Type 1 diabetes mellitus (previously termed juvenile onset diabetes) is a form of diabetes that results from autoimmune destruction of insulin secreting beta islet cells of the pancreas. This disease has all the hallmarks of the more common type 2 diabetes as well as the increased risk of vascular disease, heart disease, stroke, renal failure, and dementia. Of all cases of diabetes, it is estimated that 10% are type 1 diabetes. There are approximately 20 million people with type 1 diabetes worldwide. Since type 1 diabetes is an autoimmune disorder, research has focused on suppressing the immune cells that attack the insulin secreting beta islet cells of the pancreas.
Researchers, lead by Dr. Denise Faustman from Harvard Medical School, have found that administration of the Bacillus-Calmette-Guerin (BCG) vaccine suppresses disease causing autoimmune T cells and restores insulin secretion by beta islet cells in type 1 diabetic patients. The results of their study were reported online in the journal PLoS ONE. The mechanism is thought to be stimulation of innate immunity by the BCG vaccine and production of tumor necrosis factor (TNF), which is known to suppress autoimmunity in type 1 diabetes.
For their study, the investigators used a placebo controlled double blind clinical trial involving six type 1 diabetics. Three study participants received two doses of the BCG vaccine four weeks apart. The other three study participants received saline injections as a control. Additional controls were used, and included healthy individuals and other type 1 diabetics. The investigators measured levels of disease causing autoimmune T cells, regulatory T cells, and C-peptide (a marker for insulin secretion) after vaccine administration.

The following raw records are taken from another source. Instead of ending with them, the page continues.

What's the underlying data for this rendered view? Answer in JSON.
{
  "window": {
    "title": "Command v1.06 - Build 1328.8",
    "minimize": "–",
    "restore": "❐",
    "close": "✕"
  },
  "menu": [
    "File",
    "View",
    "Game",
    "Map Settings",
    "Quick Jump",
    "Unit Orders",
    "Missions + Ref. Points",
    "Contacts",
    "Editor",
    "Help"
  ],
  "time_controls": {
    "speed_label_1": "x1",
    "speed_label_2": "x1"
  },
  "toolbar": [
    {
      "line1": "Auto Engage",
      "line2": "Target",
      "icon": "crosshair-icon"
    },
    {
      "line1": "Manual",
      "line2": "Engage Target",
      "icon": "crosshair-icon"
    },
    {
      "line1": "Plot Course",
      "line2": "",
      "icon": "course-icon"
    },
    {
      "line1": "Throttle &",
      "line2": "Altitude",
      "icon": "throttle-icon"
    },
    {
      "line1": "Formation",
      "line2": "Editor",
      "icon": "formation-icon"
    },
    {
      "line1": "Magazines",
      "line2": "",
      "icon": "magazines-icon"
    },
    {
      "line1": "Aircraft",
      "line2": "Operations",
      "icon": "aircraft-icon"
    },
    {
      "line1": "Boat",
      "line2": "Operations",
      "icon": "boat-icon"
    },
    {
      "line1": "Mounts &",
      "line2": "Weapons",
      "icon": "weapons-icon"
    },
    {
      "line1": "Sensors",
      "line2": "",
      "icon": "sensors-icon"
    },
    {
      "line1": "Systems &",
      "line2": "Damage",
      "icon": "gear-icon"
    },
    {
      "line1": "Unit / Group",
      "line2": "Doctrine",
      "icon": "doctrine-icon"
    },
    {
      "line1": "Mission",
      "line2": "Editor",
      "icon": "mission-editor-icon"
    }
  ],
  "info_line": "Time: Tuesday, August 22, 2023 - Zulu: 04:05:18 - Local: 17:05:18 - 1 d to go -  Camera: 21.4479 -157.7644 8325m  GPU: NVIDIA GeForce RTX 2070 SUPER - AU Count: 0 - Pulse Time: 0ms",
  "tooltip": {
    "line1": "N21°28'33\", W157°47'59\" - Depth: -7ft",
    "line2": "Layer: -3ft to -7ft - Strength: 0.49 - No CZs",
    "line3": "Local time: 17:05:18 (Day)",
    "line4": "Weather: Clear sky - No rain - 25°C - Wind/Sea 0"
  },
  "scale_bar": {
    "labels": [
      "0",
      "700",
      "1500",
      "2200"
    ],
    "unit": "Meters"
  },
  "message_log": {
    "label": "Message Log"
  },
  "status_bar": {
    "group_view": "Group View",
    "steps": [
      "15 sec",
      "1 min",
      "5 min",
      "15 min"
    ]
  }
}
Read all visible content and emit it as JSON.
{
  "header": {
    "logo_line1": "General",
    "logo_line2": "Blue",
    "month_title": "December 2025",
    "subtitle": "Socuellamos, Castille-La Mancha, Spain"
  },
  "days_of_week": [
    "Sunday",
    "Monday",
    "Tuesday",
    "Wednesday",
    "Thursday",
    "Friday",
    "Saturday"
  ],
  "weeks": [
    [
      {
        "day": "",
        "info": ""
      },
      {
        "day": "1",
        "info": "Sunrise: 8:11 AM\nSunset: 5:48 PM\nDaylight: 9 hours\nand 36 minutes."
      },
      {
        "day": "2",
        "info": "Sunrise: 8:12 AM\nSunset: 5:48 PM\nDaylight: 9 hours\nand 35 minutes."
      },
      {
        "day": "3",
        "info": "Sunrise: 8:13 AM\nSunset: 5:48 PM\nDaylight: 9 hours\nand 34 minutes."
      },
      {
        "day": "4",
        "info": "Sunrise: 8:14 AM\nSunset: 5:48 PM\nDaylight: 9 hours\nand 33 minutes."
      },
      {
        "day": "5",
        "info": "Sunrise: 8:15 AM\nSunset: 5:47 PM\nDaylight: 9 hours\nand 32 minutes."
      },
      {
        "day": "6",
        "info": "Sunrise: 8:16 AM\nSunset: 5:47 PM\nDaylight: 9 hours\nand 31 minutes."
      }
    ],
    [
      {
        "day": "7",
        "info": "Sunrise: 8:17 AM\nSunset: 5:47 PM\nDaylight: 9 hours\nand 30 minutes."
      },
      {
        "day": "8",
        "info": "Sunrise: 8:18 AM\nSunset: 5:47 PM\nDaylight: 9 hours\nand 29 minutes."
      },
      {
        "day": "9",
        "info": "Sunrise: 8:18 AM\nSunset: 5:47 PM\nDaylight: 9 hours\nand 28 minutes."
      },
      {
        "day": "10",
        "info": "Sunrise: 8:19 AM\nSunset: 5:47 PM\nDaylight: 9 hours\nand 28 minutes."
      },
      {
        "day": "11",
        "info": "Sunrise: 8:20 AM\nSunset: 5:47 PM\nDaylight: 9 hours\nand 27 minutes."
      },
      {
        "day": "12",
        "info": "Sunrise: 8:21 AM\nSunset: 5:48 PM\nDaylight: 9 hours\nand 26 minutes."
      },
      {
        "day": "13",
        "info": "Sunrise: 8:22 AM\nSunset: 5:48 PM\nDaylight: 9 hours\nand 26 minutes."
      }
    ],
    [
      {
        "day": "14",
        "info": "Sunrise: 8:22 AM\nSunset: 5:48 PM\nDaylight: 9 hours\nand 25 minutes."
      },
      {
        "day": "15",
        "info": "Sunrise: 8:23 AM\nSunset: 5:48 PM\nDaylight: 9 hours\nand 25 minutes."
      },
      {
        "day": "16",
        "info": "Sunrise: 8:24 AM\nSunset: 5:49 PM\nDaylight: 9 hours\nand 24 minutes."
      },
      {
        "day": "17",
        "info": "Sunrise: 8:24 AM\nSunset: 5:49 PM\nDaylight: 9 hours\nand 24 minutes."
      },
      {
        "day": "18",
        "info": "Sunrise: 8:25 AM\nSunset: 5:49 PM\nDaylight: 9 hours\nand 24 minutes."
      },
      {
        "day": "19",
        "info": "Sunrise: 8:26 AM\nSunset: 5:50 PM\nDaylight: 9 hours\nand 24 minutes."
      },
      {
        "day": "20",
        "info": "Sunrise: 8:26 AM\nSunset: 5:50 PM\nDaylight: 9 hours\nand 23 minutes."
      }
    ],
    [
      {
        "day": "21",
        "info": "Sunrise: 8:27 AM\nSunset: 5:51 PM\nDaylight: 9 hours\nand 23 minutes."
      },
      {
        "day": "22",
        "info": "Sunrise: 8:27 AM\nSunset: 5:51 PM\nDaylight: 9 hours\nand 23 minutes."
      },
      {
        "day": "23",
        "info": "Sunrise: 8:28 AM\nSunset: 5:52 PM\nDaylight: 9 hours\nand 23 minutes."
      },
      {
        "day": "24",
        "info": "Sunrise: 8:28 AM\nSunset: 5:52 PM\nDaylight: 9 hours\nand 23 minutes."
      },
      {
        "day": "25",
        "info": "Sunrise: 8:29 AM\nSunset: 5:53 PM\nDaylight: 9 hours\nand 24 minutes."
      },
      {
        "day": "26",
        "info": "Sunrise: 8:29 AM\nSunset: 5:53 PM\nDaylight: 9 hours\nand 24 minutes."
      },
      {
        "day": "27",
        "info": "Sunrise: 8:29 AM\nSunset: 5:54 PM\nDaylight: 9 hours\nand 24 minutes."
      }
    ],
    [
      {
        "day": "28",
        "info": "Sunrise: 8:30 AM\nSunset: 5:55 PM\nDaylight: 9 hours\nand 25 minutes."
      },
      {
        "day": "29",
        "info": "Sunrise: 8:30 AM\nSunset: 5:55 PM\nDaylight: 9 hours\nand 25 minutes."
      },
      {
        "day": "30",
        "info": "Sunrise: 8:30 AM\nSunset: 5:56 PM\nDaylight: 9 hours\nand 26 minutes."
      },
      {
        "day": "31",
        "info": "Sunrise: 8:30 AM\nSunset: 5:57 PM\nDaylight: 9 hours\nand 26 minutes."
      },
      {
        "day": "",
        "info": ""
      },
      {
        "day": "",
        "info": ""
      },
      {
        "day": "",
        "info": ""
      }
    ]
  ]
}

It was found that there was an increase in the level of insulin secretion and decreased numbers of disease causing autoimmune T cells. Incidentally, one of the control study participants became infected with the Epstein Barr virus and also showed an improvement. The investigators postulate that Epstein Barr virus stimulated the production of TNF similarly to BCG vaccine.
The authors wrote, “We also found that BCG vaccination and an unexpected EBV infection in a placebo-treated diabetic subject, both known triggers of innate immunity, caused rapid increases in circulating insulin-autoreactive T cells that were mostly dead. The rapid release of dead insulin-autoreactive T cells supports the hypothesis, first demonstrated in the NOD-mouse model of autoimmune diabetes, that BCG ameliorates the advanced autoimmune process underlying type 1 diabetes by stimulating TNF, which selectively kills only disease-causing cells and, further, permits pancreas regeneration”. In addition, the authors wrote, “The transient increases in C-peptide, found after both an acute EBV infection and with BCG vaccinated subjects, suggests a positive impact of these immune perturbations on beta cell function”.
This study is quite remarkable and shows that a transient suppression of autoimmunity in type 1 diabetes can be achieved and restoration of insulin secretion by beta islet cells accomplished. This study is still preliminary and needs to be reproduced on a larger scale. Several scientists in the field have expressed doubt concerning the validity of the results. If the study findings are confirmed, this should pave the way for future research into a possible cure for type 1 diabetes. Additional research is needed to determine if a more permanent suppression of disease causing autoimmune T cells can be obtained.
The authors concluded, “Our findings provide proof-of-principle evidence that insulin-autoreactive T cells can be specifically targeted and eliminated, albeit briefly, in vivo, even in long-standing disease with a transient restoration of C-peptide. This paves the way for either higher doses or more frequent BCG administered in future trials for patients with advanced disease to maintain or restore C-peptide levels”.
Denise L. Faustman et al. “Proof-of-Concept, Randomized, Controlled Clinical Trial of Bacillus-Calmette-Guerin for Treatment of Long-Term Type 1 Diabetes” PLoS ONE 7(8): e41756. doi:10.1371/journal.pone.0041756